If I drop a paperback in the tub, I’m not out hundreds of dollars.

I’m sure at some point I’ll get an e-book reader of some sort for specific uses, kind of like how I buy both physical & digital music & video media, but right now the ratio of pros & cons is firmly on the book side!


Eugene (profile) says:

Eerily reminds me of Jasper Fforde’s concept of the UltraWord upgrade, from his Thursday Next series. It’s a pseudo-magical/high tech upgrade that’s going to be automatically applied to regular books for a higher quality reading experience; featuring night-glow print, real-time post-publication corrections, a massively overhauled story engine and…oh yeah…horrible, crippling DRM that makes it impossible to read a single book more than three times, among other things.

streetlight (profile) says:

I don't buy book - I use the library

The subject line says it all. I live in a city with a fantastic library system with a sufficiently good web site that I can reserve books and have them shipped to a branch which is about two blocks from my house. They will order via inter library loan and have purchased books on my recommendation. Ya, it takes a little longer than an instant download from the ‘net, but I have a sufficient queue that I’m never out of reading material.

Thomas (profile) says:

Corporations clearly don't understan..

technology. Amazon usually has great customer service, but that’s for books and such. They clearly don’t know how to support things such as the Kindle and probably will hurt themselves in the long run; why buy books if they can suddenly be locked out? I’ll stick to paper books. You can easily flip back a few pages and then return without a lot of hassle. I expected better from Amazon’s tech support

bill says:

Same thing with me

Reported suspicious activity on account they deleted due to suspicious activity and sent e-mail from amazon. (not a phishing mail got after I reported the activity and account had been deleted.

Followed the directions to make new account but No response to e-mails set to the link they sent to get items transferred to new account.

No response to e-mails to customer service.
Hit the link for phone calls got a call (Indian off-shore person) that said sorry a lot and promised a follow up e-mail and correction of problem – no follow up – no items restored on new account.

3 weeks for me so far.

Add Your Comment

Your email address will not be published. Required fields are marked *

Have a Techdirt Account? Sign in now. Want one? Register here

Comment Options:

Make this the or (get credits or sign in to see balance) what's this?

What's this?

Techdirt community members with Techdirt Credits can spotlight a comment as either the "First Word" or "Last Word" on a particular comment thread.

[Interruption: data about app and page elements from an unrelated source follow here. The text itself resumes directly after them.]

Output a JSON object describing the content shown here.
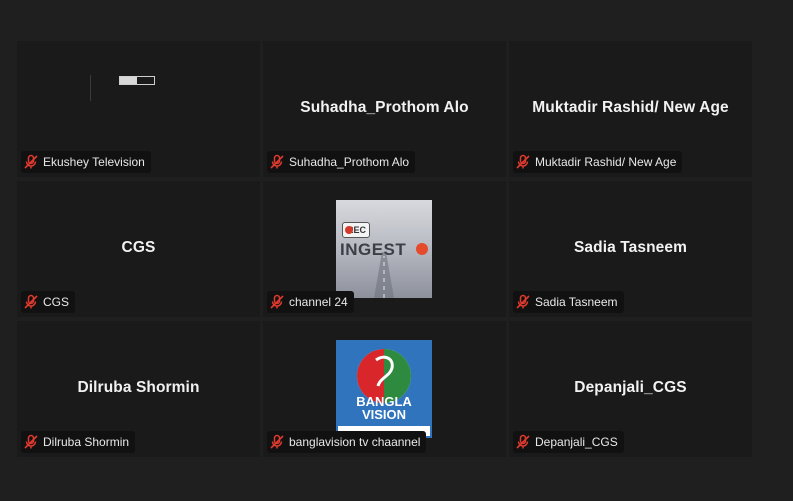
{
  "tiles": [
    {
      "center_name": "",
      "tag": "Ekushey Television"
    },
    {
      "center_name": "Suhadha_Prothom Alo",
      "tag": "Suhadha_Prothom Alo"
    },
    {
      "center_name": "Muktadir Rashid/ New Age",
      "tag": "Muktadir Rashid/ New Age"
    },
    {
      "center_name": "CGS",
      "tag": "CGS"
    },
    {
      "center_name": "",
      "tag": "channel 24",
      "thumb_text": {
        "rec": "REC",
        "word": "INGEST"
      }
    },
    {
      "center_name": "Sadia Tasneem",
      "tag": "Sadia Tasneem"
    },
    {
      "center_name": "Dilruba Shormin",
      "tag": "Dilruba Shormin"
    },
    {
      "center_name": "",
      "tag": "banglavision tv chaannel",
      "thumb_text": {
        "line1": "BANGLA",
        "line2": "VISION"
      }
    },
    {
      "center_name": "Depanjali_CGS",
      "tag": "Depanjali_CGS"
    }
  ],
  "icons": {
    "mic": "mic-muted-icon"
  },
  "colors": {
    "background": "#1f1f1f",
    "tile": "#1a1a1a",
    "muted_icon": "#e03a2f",
    "brand_blue": "#2f74bd"
  }
}
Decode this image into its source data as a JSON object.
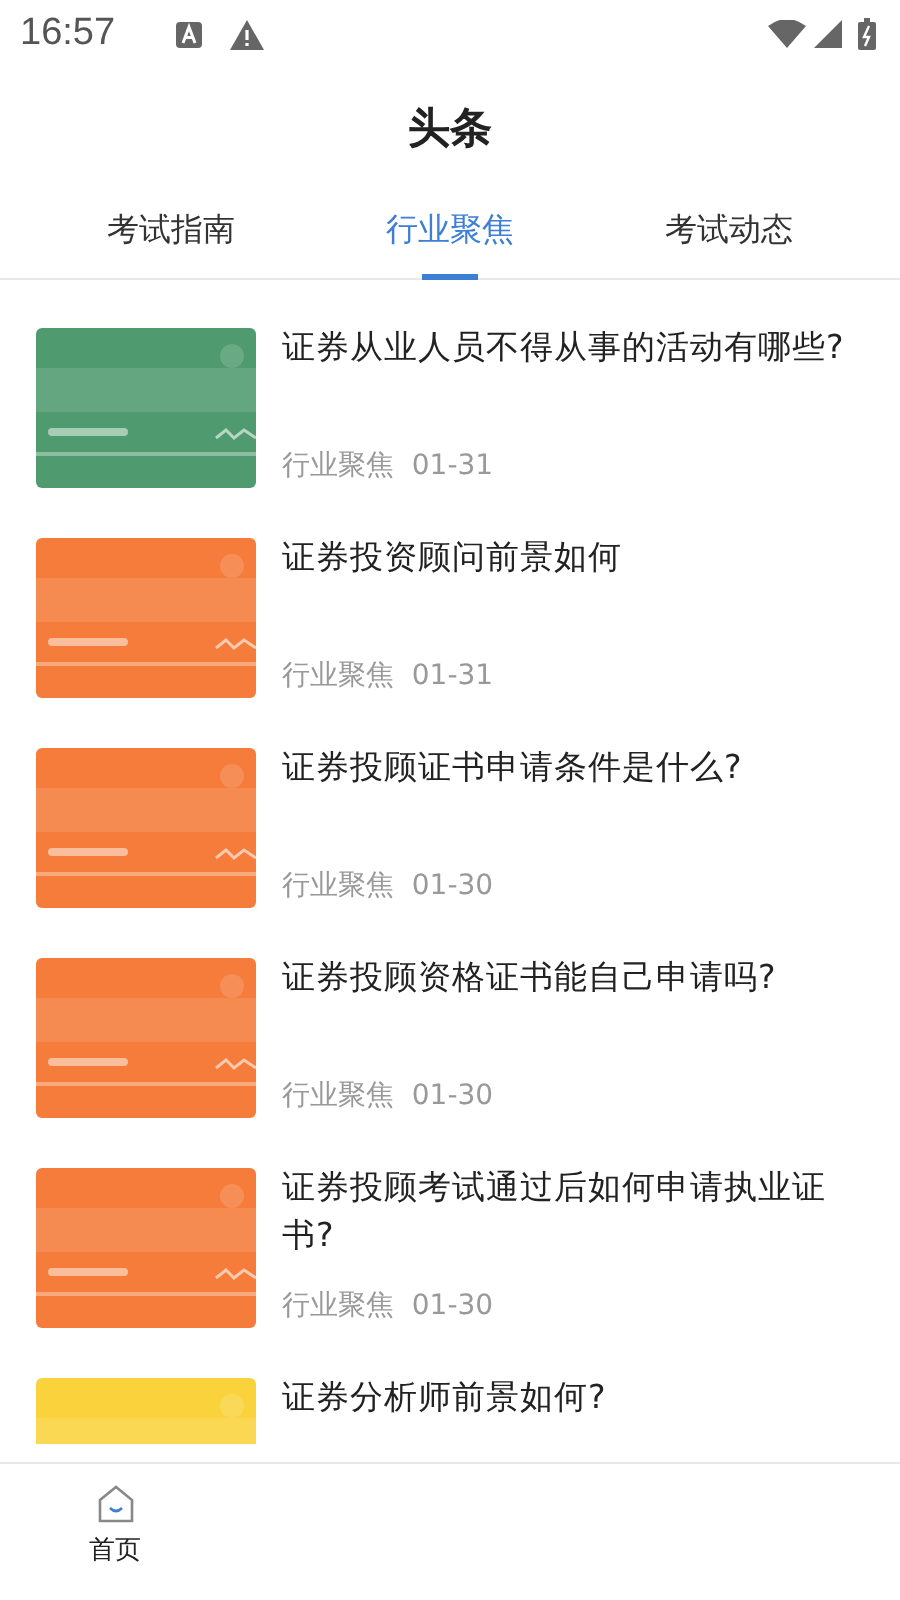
{
  "status_bar": {
    "time": "16:57"
  },
  "header": {
    "title": "头条"
  },
  "tabs": [
    {
      "label": "考试指南",
      "selected": false
    },
    {
      "label": "行业聚焦",
      "selected": true
    },
    {
      "label": "考试动态",
      "selected": false
    }
  ],
  "articles": [
    {
      "title": "证券从业人员不得从事的活动有哪些?",
      "category": "行业聚焦",
      "date": "01-31",
      "color": "#4f9a6e"
    },
    {
      "title": "证券投资顾问前景如何",
      "category": "行业聚焦",
      "date": "01-31",
      "color": "#f57c3a"
    },
    {
      "title": "证券投顾证书申请条件是什么?",
      "category": "行业聚焦",
      "date": "01-30",
      "color": "#f57c3a"
    },
    {
      "title": "证券投顾资格证书能自己申请吗?",
      "category": "行业聚焦",
      "date": "01-30",
      "color": "#f57c3a"
    },
    {
      "title": "证券投顾考试通过后如何申请执业证书?",
      "category": "行业聚焦",
      "date": "01-30",
      "color": "#f57c3a"
    },
    {
      "title": "证券分析师前景如何?",
      "color": "#fad33c"
    }
  ],
  "bottom_nav": [
    {
      "label": "首页",
      "selected": true
    }
  ]
}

Credits can be purchased at the Techdirt Insider Shop »

Follow Techdirt

Techdirt Daily Newsletter

Techdirt Deals
Techdirt Insider Discord
The latest chatter on the Techdirt Insider Discord channel...